GOAL OF THE EXERCISE -
Looking at the records below, please say how many lines contain the word "version", as a bare number.

Page and application data records -
=-=-=
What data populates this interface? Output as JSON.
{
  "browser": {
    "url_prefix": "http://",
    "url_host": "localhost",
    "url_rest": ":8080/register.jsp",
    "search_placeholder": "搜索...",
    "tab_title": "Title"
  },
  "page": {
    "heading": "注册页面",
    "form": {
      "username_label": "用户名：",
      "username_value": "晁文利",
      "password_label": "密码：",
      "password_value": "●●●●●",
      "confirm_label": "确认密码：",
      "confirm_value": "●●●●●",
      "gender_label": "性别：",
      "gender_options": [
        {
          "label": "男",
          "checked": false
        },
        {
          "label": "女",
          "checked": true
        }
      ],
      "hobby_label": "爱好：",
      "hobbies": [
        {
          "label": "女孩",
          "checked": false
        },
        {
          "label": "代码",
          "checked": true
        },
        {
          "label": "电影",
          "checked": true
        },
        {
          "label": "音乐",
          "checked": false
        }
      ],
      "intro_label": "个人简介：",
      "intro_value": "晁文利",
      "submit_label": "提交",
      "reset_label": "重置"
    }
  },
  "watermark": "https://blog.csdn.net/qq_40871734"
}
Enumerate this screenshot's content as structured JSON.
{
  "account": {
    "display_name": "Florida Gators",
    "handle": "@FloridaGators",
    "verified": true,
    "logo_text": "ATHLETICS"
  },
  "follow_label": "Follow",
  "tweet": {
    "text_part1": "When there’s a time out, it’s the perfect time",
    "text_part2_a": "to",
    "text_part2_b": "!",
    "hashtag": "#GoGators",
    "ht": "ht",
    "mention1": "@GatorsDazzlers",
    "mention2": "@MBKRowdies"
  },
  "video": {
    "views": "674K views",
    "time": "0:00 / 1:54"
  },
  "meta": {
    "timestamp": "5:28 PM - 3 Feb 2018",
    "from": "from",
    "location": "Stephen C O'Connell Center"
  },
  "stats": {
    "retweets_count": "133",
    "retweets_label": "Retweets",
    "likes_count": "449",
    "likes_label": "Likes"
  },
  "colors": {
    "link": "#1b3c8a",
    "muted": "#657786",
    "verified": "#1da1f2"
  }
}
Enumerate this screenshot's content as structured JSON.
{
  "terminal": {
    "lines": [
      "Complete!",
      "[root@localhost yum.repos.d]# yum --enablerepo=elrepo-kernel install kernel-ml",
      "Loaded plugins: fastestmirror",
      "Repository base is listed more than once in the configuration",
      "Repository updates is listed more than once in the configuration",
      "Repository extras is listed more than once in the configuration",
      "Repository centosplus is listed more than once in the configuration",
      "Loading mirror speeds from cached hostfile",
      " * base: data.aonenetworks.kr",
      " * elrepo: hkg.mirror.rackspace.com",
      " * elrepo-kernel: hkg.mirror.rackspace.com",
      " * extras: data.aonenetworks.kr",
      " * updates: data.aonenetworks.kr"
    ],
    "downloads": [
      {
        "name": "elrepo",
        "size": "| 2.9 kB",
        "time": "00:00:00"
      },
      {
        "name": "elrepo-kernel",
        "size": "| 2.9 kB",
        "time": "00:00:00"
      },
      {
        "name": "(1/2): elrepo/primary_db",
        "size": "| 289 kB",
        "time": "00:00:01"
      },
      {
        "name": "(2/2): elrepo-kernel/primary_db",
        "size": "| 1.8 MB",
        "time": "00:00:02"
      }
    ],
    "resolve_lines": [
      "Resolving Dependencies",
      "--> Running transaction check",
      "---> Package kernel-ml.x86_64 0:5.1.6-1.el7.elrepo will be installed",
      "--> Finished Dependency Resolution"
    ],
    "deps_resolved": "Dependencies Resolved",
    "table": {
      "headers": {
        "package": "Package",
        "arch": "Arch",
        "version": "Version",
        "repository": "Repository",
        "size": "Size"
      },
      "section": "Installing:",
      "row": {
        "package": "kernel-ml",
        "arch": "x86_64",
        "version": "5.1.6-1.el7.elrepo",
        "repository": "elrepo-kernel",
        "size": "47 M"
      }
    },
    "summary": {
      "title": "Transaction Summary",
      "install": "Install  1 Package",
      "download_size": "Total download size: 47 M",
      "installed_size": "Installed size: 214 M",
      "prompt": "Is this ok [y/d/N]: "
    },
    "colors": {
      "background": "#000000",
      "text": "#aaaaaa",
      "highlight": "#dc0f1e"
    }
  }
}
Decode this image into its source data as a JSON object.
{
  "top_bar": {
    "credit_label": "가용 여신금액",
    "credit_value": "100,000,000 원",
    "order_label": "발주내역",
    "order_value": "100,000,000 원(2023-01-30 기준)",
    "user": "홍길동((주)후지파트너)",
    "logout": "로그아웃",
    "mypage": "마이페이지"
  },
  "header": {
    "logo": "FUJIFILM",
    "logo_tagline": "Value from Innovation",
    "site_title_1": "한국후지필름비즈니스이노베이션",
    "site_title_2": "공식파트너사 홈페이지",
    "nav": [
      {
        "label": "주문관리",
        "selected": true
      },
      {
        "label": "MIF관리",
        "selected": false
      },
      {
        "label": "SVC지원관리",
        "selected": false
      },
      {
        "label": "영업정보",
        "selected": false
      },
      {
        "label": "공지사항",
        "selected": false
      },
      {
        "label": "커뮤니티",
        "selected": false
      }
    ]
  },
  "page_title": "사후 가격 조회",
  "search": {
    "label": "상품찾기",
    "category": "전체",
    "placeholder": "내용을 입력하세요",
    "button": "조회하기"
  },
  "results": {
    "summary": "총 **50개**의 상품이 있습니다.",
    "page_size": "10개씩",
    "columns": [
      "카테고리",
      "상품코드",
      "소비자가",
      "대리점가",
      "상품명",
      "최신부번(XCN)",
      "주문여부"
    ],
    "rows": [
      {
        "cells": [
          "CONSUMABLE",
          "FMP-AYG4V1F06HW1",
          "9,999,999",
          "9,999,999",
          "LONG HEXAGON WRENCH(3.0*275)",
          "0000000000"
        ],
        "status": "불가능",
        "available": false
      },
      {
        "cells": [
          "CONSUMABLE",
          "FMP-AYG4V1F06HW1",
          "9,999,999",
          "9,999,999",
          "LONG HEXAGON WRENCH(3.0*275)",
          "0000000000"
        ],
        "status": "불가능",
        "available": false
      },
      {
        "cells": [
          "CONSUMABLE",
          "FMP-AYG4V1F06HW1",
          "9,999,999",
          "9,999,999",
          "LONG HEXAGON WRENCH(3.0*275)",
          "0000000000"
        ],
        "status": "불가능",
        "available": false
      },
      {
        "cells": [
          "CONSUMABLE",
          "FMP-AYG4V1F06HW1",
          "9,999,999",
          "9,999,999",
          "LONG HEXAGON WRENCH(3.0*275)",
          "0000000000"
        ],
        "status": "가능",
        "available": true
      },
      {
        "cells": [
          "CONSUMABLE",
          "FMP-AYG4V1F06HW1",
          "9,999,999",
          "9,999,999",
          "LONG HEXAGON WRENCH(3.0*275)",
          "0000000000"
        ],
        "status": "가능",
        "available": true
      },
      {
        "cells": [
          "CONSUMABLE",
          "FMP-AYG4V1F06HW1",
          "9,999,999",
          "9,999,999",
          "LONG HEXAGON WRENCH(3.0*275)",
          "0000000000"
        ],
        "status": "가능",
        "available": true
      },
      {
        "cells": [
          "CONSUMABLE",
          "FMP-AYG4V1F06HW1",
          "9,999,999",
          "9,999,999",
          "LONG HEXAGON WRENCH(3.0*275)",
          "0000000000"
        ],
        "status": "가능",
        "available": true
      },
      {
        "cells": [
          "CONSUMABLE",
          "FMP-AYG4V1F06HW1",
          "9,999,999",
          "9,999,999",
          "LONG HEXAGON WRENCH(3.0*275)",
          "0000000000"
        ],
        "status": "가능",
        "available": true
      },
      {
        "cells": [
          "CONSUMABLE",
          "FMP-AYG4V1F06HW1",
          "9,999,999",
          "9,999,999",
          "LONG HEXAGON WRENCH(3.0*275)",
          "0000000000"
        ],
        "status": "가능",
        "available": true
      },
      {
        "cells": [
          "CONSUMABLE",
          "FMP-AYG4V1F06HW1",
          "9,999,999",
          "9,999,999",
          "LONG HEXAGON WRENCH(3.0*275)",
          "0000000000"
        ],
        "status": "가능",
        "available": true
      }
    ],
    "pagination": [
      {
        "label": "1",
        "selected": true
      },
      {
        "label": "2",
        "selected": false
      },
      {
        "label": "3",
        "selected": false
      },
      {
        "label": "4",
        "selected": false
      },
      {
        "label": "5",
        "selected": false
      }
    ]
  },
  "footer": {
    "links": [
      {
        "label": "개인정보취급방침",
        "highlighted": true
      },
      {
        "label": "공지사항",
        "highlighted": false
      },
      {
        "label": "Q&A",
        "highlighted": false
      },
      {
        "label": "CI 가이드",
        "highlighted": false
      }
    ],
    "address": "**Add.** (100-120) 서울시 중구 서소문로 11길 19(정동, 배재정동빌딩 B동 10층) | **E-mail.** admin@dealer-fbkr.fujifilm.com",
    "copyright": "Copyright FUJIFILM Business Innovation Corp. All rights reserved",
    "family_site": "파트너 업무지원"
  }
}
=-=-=
ANSWER -
2